<<<<

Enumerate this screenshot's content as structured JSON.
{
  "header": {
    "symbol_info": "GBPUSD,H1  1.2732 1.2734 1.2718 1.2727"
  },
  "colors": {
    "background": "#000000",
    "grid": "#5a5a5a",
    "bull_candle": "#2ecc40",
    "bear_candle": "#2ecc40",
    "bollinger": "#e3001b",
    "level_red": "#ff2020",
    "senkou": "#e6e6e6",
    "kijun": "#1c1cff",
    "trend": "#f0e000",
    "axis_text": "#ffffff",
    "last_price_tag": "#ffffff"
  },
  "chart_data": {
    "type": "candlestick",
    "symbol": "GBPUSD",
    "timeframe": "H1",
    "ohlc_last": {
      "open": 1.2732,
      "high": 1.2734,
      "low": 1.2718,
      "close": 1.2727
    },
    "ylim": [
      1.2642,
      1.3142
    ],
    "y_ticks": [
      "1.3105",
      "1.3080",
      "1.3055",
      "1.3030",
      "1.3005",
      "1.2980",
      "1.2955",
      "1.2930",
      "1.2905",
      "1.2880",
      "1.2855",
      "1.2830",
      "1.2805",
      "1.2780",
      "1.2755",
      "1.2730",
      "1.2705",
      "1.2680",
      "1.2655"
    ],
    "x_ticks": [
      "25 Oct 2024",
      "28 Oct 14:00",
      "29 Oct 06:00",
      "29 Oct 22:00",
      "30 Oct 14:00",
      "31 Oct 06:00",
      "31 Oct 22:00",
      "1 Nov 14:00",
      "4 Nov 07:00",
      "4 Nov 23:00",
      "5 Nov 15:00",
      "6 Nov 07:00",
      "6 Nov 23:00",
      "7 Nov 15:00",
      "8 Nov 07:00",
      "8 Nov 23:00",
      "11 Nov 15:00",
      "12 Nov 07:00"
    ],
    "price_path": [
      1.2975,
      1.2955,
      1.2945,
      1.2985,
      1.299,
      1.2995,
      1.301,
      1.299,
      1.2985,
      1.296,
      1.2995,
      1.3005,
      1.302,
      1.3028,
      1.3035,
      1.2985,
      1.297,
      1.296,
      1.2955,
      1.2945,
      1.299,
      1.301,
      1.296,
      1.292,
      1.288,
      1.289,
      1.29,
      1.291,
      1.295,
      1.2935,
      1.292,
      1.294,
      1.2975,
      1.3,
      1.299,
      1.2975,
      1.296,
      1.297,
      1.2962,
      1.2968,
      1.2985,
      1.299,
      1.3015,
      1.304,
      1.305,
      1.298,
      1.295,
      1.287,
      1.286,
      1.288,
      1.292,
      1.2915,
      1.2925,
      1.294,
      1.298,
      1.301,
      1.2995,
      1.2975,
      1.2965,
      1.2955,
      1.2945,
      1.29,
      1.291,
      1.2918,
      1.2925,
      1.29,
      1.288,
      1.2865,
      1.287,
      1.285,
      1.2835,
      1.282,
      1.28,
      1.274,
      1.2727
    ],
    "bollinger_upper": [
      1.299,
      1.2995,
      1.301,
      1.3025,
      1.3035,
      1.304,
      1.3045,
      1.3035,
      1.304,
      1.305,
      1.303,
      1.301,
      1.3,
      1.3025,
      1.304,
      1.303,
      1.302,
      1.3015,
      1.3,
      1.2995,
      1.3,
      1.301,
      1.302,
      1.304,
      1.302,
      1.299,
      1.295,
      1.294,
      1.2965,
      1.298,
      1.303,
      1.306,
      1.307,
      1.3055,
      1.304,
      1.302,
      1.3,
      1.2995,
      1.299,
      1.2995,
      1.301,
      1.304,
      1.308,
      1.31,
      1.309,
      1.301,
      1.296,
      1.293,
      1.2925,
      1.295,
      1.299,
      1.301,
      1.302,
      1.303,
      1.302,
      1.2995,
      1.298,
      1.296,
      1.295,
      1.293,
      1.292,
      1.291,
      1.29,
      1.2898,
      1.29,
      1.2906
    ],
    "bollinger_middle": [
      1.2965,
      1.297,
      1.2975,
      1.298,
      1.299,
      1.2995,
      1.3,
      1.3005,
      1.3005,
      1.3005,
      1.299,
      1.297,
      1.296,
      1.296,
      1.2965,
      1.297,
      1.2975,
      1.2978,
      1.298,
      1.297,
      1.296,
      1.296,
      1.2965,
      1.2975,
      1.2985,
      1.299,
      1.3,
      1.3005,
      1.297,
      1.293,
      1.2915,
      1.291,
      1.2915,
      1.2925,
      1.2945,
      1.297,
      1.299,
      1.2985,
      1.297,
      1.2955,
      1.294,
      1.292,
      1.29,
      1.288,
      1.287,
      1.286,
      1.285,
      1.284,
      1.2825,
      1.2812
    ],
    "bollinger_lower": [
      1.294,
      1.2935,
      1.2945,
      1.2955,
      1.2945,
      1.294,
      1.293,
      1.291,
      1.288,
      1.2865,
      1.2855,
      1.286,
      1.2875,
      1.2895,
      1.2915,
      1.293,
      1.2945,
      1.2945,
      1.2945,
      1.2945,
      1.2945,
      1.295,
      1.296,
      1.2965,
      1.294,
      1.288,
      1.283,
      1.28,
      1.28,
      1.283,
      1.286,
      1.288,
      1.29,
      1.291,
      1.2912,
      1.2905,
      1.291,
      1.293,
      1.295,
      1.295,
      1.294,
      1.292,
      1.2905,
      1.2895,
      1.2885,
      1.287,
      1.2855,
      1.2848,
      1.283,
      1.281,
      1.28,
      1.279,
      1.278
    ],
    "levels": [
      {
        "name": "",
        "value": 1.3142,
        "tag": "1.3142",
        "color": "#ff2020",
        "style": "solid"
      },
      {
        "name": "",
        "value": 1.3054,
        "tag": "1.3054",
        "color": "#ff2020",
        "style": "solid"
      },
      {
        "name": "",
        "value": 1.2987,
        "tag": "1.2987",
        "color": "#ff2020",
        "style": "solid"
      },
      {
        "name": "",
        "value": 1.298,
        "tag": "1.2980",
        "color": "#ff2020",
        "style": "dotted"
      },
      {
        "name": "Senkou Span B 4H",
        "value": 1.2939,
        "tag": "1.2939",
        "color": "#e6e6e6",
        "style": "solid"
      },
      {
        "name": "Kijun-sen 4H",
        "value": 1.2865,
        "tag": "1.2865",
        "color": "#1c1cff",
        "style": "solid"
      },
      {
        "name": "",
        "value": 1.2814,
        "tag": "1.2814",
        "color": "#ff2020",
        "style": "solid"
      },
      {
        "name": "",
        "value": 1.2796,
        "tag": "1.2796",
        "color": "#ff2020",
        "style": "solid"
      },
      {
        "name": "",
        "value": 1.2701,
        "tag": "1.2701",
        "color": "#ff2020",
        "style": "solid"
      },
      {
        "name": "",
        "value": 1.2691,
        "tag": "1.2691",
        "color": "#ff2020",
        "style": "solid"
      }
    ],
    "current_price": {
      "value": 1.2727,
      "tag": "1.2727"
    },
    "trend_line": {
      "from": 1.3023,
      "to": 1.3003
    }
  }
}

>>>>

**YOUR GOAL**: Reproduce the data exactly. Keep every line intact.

**RESPONSE**:
Enumerate this screenshot's content as structured JSON.
{
  "header": {
    "symbol_info": "GBPUSD,H1  1.2732 1.2734 1.2718 1.2727"
  },
  "colors": {
    "background": "#000000",
    "grid": "#5a5a5a",
    "bull_candle": "#2ecc40",
    "bear_candle": "#2ecc40",
    "bollinger": "#e3001b",
    "level_red": "#ff2020",
    "senkou": "#e6e6e6",
    "kijun": "#1c1cff",
    "trend": "#f0e000",
    "axis_text": "#ffffff",
    "last_price_tag": "#ffffff"
  },
  "chart_data": {
    "type": "candlestick",
    "symbol": "GBPUSD",
    "timeframe": "H1",
    "ohlc_last": {
      "open": 1.2732,
      "high": 1.2734,
      "low": 1.2718,
      "close": 1.2727
    },
    "ylim": [
      1.2642,
      1.3142
    ],
    "y_ticks": [
      "1.3105",
      "1.3080",
      "1.3055",
      "1.3030",
      "1.3005",
      "1.2980",
      "1.2955",
      "1.2930",
      "1.2905",
      "1.2880",
      "1.2855",
      "1.2830",
      "1.2805",
      "1.2780",
      "1.2755",
      "1.2730",
      "1.2705",
      "1.2680",
      "1.2655"
    ],
    "x_ticks": [
      "25 Oct 2024",
      "28 Oct 14:00",
      "29 Oct 06:00",
      "29 Oct 22:00",
      "30 Oct 14:00",
      "31 Oct 06:00",
      "31 Oct 22:00",
      "1 Nov 14:00",
      "4 Nov 07:00",
      "4 Nov 23:00",
      "5 Nov 15:00",
      "6 Nov 07:00",
      "6 Nov 23:00",
      "7 Nov 15:00",
      "8 Nov 07:00",
      "8 Nov 23:00",
      "11 Nov 15:00",
      "12 Nov 07:00"
    ],
    "price_path": [
      1.2975,
      1.2955,
      1.2945,
      1.2985,
      1.299,
      1.2995,
      1.301,
      1.299,
      1.2985,
      1.296,
      1.2995,
      1.3005,
      1.302,
      1.3028,
      1.3035,
      1.2985,
      1.297,
      1.296,
      1.2955,
      1.2945,
      1.299,
      1.301,
      1.296,
      1.292,
      1.288,
      1.289,
      1.29,
      1.291,
      1.295,
      1.2935,
      1.292,
      1.294,
      1.2975,
      1.3,
      1.299,
      1.2975,
      1.296,
      1.297,
      1.2962,
      1.2968,
      1.2985,
      1.299,
      1.3015,
      1.304,
      1.305,
      1.298,
      1.295,
      1.287,
      1.286,
      1.288,
      1.292,
      1.2915,
      1.2925,
      1.294,
      1.298,
      1.301,
      1.2995,
      1.2975,
      1.2965,
      1.2955,
      1.2945,
      1.29,
      1.291,
      1.2918,
      1.2925,
      1.29,
      1.288,
      1.2865,
      1.287,
      1.285,
      1.2835,
      1.282,
      1.28,
      1.274,
      1.2727
    ],
    "bollinger_upper": [
      1.299,
      1.2995,
      1.301,
      1.3025,
      1.3035,
      1.304,
      1.3045,
      1.3035,
      1.304,
      1.305,
      1.303,
      1.301,
      1.3,
      1.3025,
      1.304,
      1.303,
      1.302,
      1.3015,
      1.3,
      1.2995,
      1.3,
      1.301,
      1.302,
      1.304,
      1.302,
      1.299,
      1.295,
      1.294,
      1.2965,
      1.298,
      1.303,
      1.306,
      1.307,
      1.3055,
      1.304,
      1.302,
      1.3,
      1.2995,
      1.299,
      1.2995,
      1.301,
      1.304,
      1.308,
      1.31,
      1.309,
      1.301,
      1.296,
      1.293,
      1.2925,
      1.295,
      1.299,
      1.301,
      1.302,
      1.303,
      1.302,
      1.2995,
      1.298,
      1.296,
      1.295,
      1.293,
      1.292,
      1.291,
      1.29,
      1.2898,
      1.29,
      1.2906
    ],
    "bollinger_middle": [
      1.2965,
      1.297,
      1.2975,
      1.298,
      1.299,
      1.2995,
      1.3,
      1.3005,
      1.3005,
      1.3005,
      1.299,
      1.297,
      1.296,
      1.296,
      1.2965,
      1.297,
      1.2975,
      1.2978,
      1.298,
      1.297,
      1.296,
      1.296,
      1.2965,
      1.2975,
      1.2985,
      1.299,
      1.3,
      1.3005,
      1.297,
      1.293,
      1.2915,
      1.291,
      1.2915,
      1.2925,
      1.2945,
      1.297,
      1.299,
      1.2985,
      1.297,
      1.2955,
      1.294,
      1.292,
      1.29,
      1.288,
      1.287,
      1.286,
      1.285,
      1.284,
      1.2825,
      1.2812
    ],
    "bollinger_lower": [
      1.294,
      1.2935,
      1.2945,
      1.2955,
      1.2945,
      1.294,
      1.293,
      1.291,
      1.288,
      1.2865,
      1.2855,
      1.286,
      1.2875,
      1.2895,
      1.2915,
      1.293,
      1.2945,
      1.2945,
      1.2945,
      1.2945,
      1.2945,
      1.295,
      1.296,
      1.2965,
      1.294,
      1.288,
      1.283,
      1.28,
      1.28,
      1.283,
      1.286,
      1.288,
      1.29,
      1.291,
      1.2912,
      1.2905,
      1.291,
      1.293,
      1.295,
      1.295,
      1.294,
      1.292,
      1.2905,
      1.2895,
      1.2885,
      1.287,
      1.2855,
      1.2848,
      1.283,
      1.281,
      1.28,
      1.279,
      1.278
    ],
    "levels": [
      {
        "name": "",
        "value": 1.3142,
        "tag": "1.3142",
        "color": "#ff2020",
        "style": "solid"
      },
      {
        "name": "",
        "value": 1.3054,
        "tag": "1.3054",
        "color": "#ff2020",
        "style": "solid"
      },
      {
        "name": "",
        "value": 1.2987,
        "tag": "1.2987",
        "color": "#ff2020",
        "style": "solid"
      },
      {
        "name": "",
        "value": 1.298,
        "tag": "1.2980",
        "color": "#ff2020",
        "style": "dotted"
      },
      {
        "name": "Senkou Span B 4H",
        "value": 1.2939,
        "tag": "1.2939",
        "color": "#e6e6e6",
        "style": "solid"
      },
      {
        "name": "Kijun-sen 4H",
        "value": 1.2865,
        "tag": "1.2865",
        "color": "#1c1cff",
        "style": "solid"
      },
      {
        "name": "",
        "value": 1.2814,
        "tag": "1.2814",
        "color": "#ff2020",
        "style": "solid"
      },
      {
        "name": "",
        "value": 1.2796,
        "tag": "1.2796",
        "color": "#ff2020",
        "style": "solid"
      },
      {
        "name": "",
        "value": 1.2701,
        "tag": "1.2701",
        "color": "#ff2020",
        "style": "solid"
      },
      {
        "name": "",
        "value": 1.2691,
        "tag": "1.2691",
        "color": "#ff2020",
        "style": "solid"
      }
    ],
    "current_price": {
      "value": 1.2727,
      "tag": "1.2727"
    },
    "trend_line": {
      "from": 1.3023,
      "to": 1.3003
    }
  }
}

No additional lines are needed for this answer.